You know the green and reddish brown chutneys you see in Indian restaurants? I'm never quite sure what I'm supposed to do with them, but I can't get enough of the green one. On naan bread, on rice, on veggies, just on a spoon. I love the stuff. It's so brightly flavored and refreshing.
I really like Indian food but don't know enough about it. I've tried some recipes here and there but never really found a source to rely on heavily. Until now.
Indian Home Cooking is my new go-to source for Indian feasting. It's written by Suvir Saran, the chef of New York's Devi restaurant. But tackling a new cuisine, especially a foreign one, can be daunting. This book is designed for American cooks using mostly supermarket ingredients.
Originally, I checked this book out from the library (yes, I'm a nerd) thinking I'd try a few recipes. But when I plopped down on the sofa with it, I found myself bookmarking so many pages, I realized immediately that I'd need to get a copy to keep. There's just too much in this book I want to try. Like lentil dal with ginger, chiles and cilantro; lentil dal with cinnamon, cardamom and cloves; stir-fried green beans with coconut; cauliflower hyderabad style; sweet and sour butternut squash with ginger and chiles; vegetable jhalfrazie; butter chicken; coconut chicken with cashews; salmon curry; pineapple raita; lamb with almonds, cardamom and coconut...I could go on and on.
But first, the green chutney. I was so excited to make this, I anchored dinner around it. I made the chutney with cilantro, mint, green chiles, ginger, onion and lemon. Then I threw together some wraps using a new naan bread I discovered at Whole Foods. It's a house brand that comes in several flavors. We used the whole wheat. You just pop them in the toaster oven briefly and they're ready to go. Use them as we did, as a wrap, by themselves with your Indian feast, or just as a raft for a quick pizza. You can freeze them or they keep well in the fridge.
Saran notes that you can vary this to your liking. Skip the mint and use only cilantro, add green mango for increased sourness, increase the chiles for a spicier flavor or increase the mint and use less cilantro (but don't omit the cilantro altogether).
I love it just like this. I love, love, love all things mint. This isn't overly minty but has a beautiful balance of the freshness of the mint with the green flavor of the cilantro, soft heat of the ginger and sourness of the lemon. I could eat this stuff every day.
Green Chutney (Haree Chutney)
1 1/2 cups firmly packed cilantro, chopped
1/2 cup firmly packed mint leaves
2 - 3 green chiles (I used jalapenos)
2-inch piece of fresh ginger, peeled and chopped into chunks
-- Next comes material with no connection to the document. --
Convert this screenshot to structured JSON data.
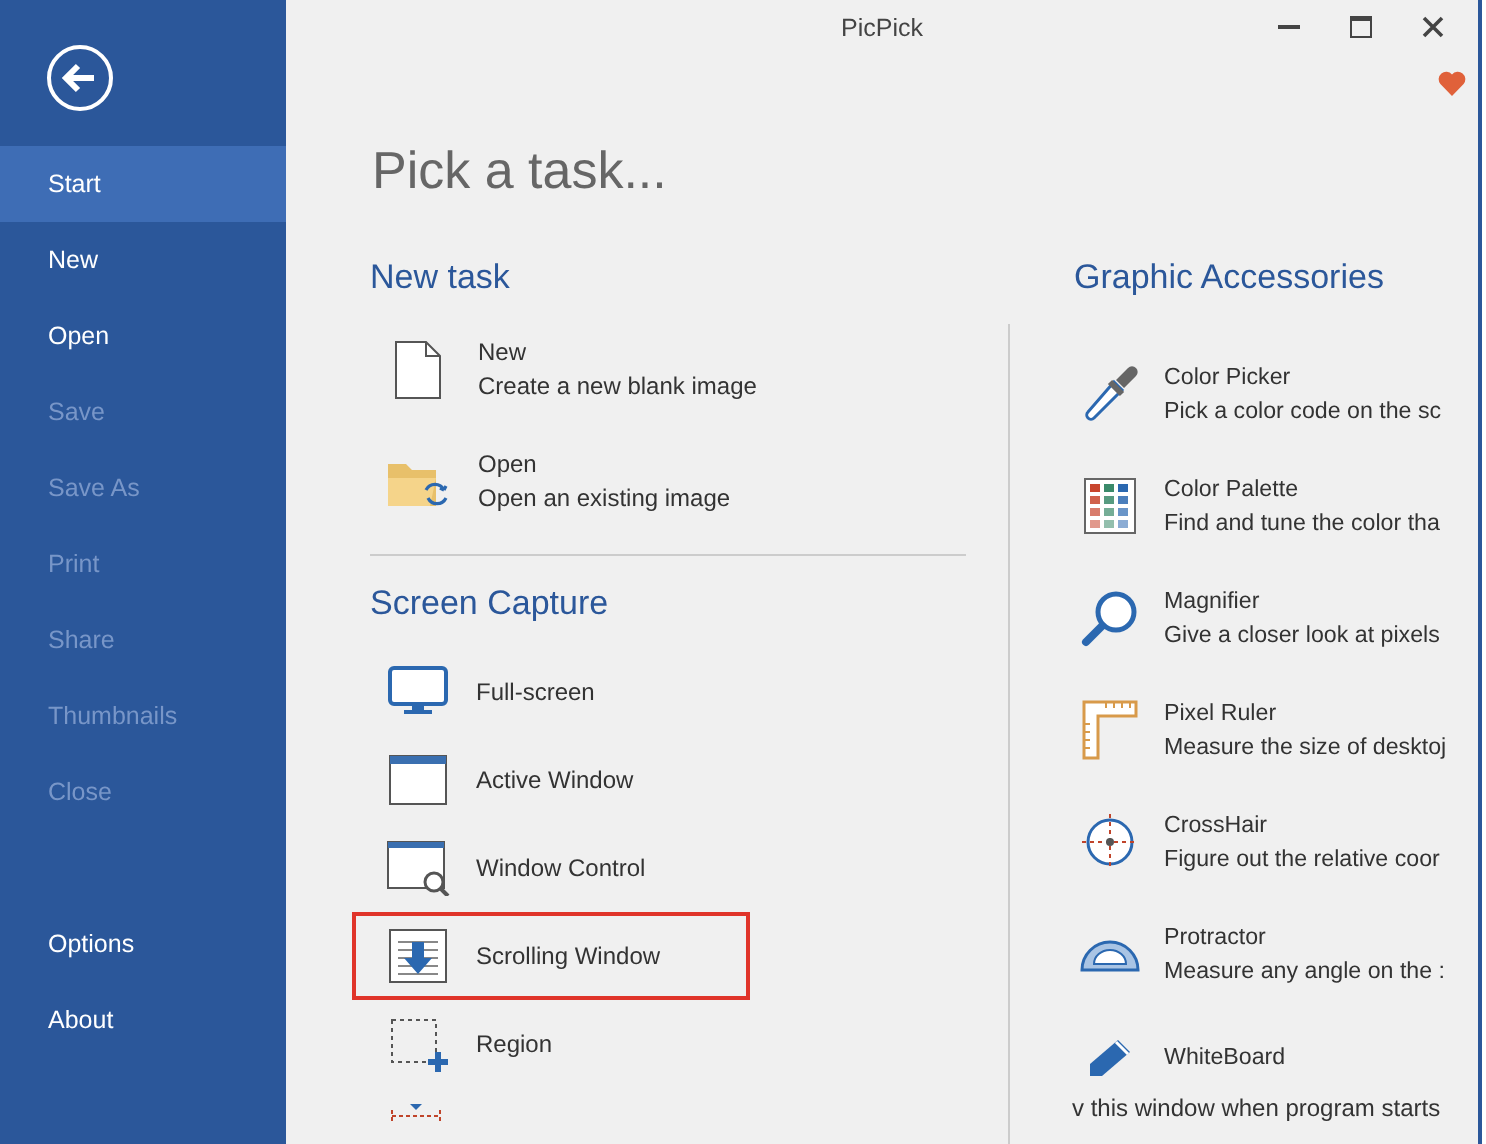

juice of 2 lemons
1 tablespoon sugar
1/2 teaspoon salt
1/4 cup water
Combine all ingredients in a blender or food processor and whiz into a purée. This will take a little while. Stop frequently and scrape down the sides to get it to all blend together. Add more water if you need to, but this will soften the flavor.
Refrigerate before serving to allow the flavors to come together.
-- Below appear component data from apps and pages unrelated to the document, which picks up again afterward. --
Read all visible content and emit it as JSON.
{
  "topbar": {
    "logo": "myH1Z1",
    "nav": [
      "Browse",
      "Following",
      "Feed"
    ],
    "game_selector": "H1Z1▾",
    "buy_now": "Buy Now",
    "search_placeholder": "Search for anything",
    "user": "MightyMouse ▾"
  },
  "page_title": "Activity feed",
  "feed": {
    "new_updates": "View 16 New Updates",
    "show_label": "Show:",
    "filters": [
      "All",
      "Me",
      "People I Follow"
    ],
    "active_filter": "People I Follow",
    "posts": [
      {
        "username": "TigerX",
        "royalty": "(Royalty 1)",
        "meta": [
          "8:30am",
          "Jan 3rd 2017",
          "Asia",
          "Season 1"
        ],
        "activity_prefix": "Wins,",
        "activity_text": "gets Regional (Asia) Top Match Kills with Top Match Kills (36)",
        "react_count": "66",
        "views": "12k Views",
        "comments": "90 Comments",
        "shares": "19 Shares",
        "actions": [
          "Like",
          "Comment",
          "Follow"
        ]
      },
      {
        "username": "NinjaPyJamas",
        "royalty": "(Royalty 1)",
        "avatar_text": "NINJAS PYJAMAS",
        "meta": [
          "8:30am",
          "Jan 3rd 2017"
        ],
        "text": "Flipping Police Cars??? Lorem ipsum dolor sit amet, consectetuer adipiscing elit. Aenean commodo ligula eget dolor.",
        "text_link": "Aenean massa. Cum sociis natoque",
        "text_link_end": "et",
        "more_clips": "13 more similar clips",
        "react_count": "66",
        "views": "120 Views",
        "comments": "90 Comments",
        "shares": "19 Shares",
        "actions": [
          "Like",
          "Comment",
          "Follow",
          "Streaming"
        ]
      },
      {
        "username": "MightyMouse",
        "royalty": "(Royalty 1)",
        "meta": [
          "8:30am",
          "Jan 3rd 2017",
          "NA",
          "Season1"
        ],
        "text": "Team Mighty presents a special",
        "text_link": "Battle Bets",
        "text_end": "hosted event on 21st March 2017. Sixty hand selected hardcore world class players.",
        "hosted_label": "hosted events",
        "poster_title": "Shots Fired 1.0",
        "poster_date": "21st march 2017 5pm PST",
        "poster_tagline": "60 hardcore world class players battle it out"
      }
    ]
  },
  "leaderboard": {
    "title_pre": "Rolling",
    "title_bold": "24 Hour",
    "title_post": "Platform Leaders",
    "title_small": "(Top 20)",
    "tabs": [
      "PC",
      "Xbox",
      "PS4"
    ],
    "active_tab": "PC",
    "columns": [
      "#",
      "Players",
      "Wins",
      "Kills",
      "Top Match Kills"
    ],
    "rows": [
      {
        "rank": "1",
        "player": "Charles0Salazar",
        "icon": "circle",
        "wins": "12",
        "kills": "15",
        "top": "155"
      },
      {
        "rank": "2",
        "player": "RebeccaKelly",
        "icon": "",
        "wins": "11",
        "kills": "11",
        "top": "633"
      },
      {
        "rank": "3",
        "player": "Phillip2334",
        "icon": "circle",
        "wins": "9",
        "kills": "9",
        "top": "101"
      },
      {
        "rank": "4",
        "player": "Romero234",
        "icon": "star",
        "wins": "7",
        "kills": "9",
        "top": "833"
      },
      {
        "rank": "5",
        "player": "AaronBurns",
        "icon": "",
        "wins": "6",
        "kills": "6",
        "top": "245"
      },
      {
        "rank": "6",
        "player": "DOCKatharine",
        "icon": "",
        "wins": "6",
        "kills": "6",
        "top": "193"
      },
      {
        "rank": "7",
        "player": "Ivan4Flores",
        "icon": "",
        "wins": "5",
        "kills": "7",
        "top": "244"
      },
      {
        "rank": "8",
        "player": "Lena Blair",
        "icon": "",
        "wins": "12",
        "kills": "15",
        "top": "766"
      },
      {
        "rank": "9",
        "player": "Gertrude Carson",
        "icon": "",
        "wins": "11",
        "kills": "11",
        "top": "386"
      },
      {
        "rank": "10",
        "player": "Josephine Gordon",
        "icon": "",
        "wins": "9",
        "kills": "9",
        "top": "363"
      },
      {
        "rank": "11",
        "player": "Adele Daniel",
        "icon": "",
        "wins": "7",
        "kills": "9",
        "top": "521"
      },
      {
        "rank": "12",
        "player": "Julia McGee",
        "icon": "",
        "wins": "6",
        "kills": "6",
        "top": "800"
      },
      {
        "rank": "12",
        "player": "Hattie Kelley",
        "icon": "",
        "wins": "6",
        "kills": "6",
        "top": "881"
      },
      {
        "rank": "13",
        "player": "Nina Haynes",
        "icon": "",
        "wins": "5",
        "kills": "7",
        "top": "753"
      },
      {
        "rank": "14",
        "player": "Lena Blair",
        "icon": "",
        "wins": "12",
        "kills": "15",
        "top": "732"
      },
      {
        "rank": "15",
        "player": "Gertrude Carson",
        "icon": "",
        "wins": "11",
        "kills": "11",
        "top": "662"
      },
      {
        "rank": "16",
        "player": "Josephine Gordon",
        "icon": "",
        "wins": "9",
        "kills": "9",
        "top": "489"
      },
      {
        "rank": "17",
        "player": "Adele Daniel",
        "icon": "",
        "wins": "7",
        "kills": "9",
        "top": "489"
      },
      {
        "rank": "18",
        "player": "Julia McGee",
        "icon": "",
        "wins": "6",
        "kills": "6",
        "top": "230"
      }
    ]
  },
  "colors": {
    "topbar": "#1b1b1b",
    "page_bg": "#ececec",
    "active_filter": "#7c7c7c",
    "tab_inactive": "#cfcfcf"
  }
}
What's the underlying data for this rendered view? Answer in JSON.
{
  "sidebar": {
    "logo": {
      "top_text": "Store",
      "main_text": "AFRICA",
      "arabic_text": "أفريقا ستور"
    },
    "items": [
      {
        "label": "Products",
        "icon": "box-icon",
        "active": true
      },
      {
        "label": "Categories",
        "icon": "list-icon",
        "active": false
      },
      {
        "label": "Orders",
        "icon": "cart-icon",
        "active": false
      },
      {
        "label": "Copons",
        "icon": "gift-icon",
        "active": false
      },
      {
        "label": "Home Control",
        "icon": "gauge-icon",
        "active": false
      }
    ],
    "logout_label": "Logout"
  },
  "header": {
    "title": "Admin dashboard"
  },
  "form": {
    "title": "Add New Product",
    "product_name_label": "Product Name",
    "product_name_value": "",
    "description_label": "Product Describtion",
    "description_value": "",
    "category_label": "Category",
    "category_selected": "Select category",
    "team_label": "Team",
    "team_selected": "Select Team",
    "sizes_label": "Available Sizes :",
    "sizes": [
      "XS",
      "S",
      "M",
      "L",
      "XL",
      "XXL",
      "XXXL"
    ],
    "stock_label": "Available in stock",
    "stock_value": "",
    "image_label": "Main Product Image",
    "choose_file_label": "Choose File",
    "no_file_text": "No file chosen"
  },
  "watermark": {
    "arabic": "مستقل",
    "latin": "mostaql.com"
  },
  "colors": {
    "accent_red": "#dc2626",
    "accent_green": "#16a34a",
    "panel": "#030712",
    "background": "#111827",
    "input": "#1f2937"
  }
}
Keeps for 4-5 days in the fridge. (Note: a pinch of vitamin c powder would probably help it maintain it's bright green color if you're not serving it the same day.)
Makes about 1 1/2 cups.
Adapted from Indian Home Cooking by Suvir Saran and Stephanie Lyness.
Serving suggestion: I wanted to really focus on the flavor of the chutney, so I threw together a basic little wrap and used this as the sauce. Using the Whole Foods naan bread, we added some shredded roast chicken, red bell pepper strips, slices of cucumber and a sprinkling of fresh mint. Fast, healthy and easy. Let me know what you use it on.